Taking Diabetes Back to School

August 31, 2022

Kids often say things such as, “I never get to do (insert something that they probably actually get to do all the time)” and may even ask the adults in their life why they are not allowed to do certain things. But if your child has diabetes, and they are being told “no” by someone at school to treating a blood sugar, this is a huge problem. Luckily, there are protections in place in the U.S. to keep children with diabetes safe in schools.

The Americans with Disabilities Act of 1990 is a law that helps prevent people with disabilities from being discriminated against. This includes in the workplace for adults, and in schools with public funding for children. Before the ADA law in 1990, there was first a law passed in 1973 called the Rehabilitation Act. This law created what is known as a 504 plan, which was designed to make sure children with disabilities could participate in the school’s activities and safely care for their condition.1

The 1990 ADA law expanded upon the first protections from the Rehabilitation Act of 1973, including allowing for broader definitions for disability.2 The laws do not specifically list diagnoses that would be considered a disability, but defines disability as a condition that limits one or more major life activities.3 Based on this definition, type 1 diabetes certainly qualifies as a disability due to its ability to interrupt many of life’s normal activities.

Most schools in the U.S. have likely had at least one student with T1D and have some experience in making accommodations. If your child prefers to go to the nurse’s office to do a fingerstick or injection, they should be allowed to do so. And if they prefer to stay in the classroom, that also should be allowed. There are many different scenarios, and working with your healthcare team to determine what is best for your child is highly encouraged.

Here are some common items that families with kids with diabetes consider for their 504 plans:

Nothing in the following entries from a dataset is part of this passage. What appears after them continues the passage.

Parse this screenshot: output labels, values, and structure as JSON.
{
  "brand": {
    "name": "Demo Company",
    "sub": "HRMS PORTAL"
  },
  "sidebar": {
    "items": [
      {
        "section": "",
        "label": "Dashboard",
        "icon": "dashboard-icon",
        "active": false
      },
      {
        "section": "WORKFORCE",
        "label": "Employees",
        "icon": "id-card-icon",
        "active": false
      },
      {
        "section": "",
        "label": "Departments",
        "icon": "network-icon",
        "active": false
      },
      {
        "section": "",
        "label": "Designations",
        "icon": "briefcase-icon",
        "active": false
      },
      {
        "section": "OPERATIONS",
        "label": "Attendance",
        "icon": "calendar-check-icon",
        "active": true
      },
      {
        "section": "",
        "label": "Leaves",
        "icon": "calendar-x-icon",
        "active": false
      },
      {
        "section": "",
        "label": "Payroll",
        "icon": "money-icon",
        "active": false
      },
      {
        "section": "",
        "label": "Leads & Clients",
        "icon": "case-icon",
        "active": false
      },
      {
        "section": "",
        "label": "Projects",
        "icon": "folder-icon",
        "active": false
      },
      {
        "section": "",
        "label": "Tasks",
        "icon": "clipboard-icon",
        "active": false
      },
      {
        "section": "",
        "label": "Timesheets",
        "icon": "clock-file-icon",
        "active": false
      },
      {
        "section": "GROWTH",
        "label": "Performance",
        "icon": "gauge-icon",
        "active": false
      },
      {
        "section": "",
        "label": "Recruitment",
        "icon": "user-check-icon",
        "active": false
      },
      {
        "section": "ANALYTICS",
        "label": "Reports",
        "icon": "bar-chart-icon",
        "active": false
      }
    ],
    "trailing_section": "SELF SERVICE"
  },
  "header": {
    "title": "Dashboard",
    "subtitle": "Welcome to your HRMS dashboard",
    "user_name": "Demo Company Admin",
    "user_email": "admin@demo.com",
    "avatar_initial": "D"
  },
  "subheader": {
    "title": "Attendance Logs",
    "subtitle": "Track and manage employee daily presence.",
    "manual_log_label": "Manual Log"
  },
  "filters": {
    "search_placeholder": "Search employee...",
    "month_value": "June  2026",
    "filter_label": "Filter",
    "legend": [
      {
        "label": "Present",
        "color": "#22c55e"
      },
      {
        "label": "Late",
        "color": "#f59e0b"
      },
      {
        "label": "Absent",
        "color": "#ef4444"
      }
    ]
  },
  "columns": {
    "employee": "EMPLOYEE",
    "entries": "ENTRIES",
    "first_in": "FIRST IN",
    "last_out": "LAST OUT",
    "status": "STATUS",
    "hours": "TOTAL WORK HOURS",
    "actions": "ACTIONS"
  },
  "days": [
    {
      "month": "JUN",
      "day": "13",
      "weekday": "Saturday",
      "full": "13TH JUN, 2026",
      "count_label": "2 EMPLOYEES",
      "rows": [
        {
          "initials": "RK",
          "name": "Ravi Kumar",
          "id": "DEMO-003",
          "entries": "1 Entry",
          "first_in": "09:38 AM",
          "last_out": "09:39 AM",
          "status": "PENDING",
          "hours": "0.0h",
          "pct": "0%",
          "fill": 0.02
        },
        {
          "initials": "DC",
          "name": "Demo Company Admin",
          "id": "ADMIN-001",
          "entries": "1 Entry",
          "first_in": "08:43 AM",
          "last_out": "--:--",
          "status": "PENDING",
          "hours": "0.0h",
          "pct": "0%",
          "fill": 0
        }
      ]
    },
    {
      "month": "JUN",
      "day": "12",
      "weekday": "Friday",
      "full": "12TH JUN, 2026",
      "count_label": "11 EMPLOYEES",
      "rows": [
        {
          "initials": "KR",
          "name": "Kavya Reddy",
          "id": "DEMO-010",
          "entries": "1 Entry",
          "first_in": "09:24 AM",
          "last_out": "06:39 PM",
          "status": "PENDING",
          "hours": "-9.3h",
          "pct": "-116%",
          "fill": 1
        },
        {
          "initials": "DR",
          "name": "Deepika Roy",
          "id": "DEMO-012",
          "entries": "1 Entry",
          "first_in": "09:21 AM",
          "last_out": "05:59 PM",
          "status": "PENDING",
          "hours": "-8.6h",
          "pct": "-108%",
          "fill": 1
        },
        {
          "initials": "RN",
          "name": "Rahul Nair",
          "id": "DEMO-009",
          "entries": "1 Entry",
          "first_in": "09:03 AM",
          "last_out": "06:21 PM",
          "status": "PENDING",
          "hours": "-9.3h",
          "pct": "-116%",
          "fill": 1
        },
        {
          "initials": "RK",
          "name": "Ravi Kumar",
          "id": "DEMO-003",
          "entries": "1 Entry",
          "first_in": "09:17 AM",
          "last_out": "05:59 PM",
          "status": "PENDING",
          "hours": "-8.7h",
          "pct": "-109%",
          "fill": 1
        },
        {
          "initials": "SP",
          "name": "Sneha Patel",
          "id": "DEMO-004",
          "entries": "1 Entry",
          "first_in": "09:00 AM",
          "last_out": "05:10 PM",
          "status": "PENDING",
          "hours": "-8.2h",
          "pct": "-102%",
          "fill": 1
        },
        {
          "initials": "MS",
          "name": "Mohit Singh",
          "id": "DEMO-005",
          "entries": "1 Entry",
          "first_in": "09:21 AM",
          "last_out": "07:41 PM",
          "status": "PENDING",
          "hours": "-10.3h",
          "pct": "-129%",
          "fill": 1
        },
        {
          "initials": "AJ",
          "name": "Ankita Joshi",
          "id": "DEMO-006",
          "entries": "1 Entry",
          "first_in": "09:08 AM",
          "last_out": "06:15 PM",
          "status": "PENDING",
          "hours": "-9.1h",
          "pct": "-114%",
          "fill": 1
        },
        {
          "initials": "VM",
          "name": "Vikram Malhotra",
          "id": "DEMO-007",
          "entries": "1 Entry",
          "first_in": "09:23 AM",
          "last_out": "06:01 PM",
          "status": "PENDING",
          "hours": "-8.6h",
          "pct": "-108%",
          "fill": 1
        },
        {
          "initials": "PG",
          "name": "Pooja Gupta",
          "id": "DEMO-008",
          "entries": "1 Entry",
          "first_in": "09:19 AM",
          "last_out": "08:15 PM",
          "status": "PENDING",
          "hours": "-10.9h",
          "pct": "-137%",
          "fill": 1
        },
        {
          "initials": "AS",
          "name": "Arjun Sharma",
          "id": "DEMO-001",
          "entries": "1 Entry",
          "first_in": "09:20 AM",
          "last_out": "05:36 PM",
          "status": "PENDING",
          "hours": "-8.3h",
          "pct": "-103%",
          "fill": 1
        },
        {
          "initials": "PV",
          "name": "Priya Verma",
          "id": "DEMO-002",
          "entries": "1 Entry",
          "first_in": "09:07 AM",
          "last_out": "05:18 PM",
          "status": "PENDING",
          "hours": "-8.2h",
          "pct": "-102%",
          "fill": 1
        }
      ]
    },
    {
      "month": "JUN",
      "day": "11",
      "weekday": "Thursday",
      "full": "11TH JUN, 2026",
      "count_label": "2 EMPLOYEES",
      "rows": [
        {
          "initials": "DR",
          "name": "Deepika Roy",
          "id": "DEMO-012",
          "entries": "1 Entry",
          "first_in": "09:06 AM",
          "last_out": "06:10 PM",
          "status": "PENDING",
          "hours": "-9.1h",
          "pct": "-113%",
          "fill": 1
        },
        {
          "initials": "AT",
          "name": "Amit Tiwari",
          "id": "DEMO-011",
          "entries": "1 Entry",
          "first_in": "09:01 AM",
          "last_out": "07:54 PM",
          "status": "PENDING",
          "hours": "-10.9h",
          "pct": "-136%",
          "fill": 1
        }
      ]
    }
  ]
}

  1. Permission to use the bathroom and drink water whenever needed
  2. Permission to eat food if blood glucose level is low or dropping – at school, on the bus, on field trips, during an exam, anytime! (Same goes for #1)
  3. Ability to postpone or reschedule an exam if blood glucose level is out of range to the point that it negatively affects the child’s ability to perform on the exam.
  4. Assurance that the child will not be penalized for time off or later arrivals due to diabetes care such as medical appointments, illness, or other related items.
  5. Listed items that the parent will be responsible for providing to the school.
  6. Circumstances that the parent wants to be notified related to the child’s diabetes.
  7. Diabetes tasks that the child may require assistance with, depending on their age and development.
  8. Ability to have access to a cell phone for use of diabetes management.

Preparing your child for what they will need to do for their diabetes care at school is very beneficial, and this will vary based on their developmental stage and how long they have had diabetes. Having an open dialogue with the teachers, nurses, and administrative staff (maybe even lunch crew), can also be helpful, especially when your kiddo is earlier in their diabetes self-management journey.

Most often, schools are supportive and want to help your child succeed. However, if you experience challenges with your school, you’ll need to find resources to help ensure your child’s safety and success in school. CWD has a sample 504 plan online, that can be used as a template in designing your child’s 504 plan. The American Diabetes Association has a website with more details on 504 plans and keeping kids safe at school.

CWD has a recorded presentation from the American Diabetes Association’s Safe at School Initiative’s Director, Crystal Woodward and the American Diabetes Associations Safe at School Working Group co-chair, Anastasia Albanese-O’Neill, about keeping children with diabetes safe at school during the COVID-19 era. We also continue to have sessions at Friends for Life conferences where families can learn more, ask questions, and discuss their situations with experts to help resolve any challenges.

  1. Laws Protecting People with Diabetes
  2. Protecting Students With Disabilities
  3. An Overview of the Americans with Disabilities Act

Written and clinically reviewed by Marissa Town, RN, BSN, CDCES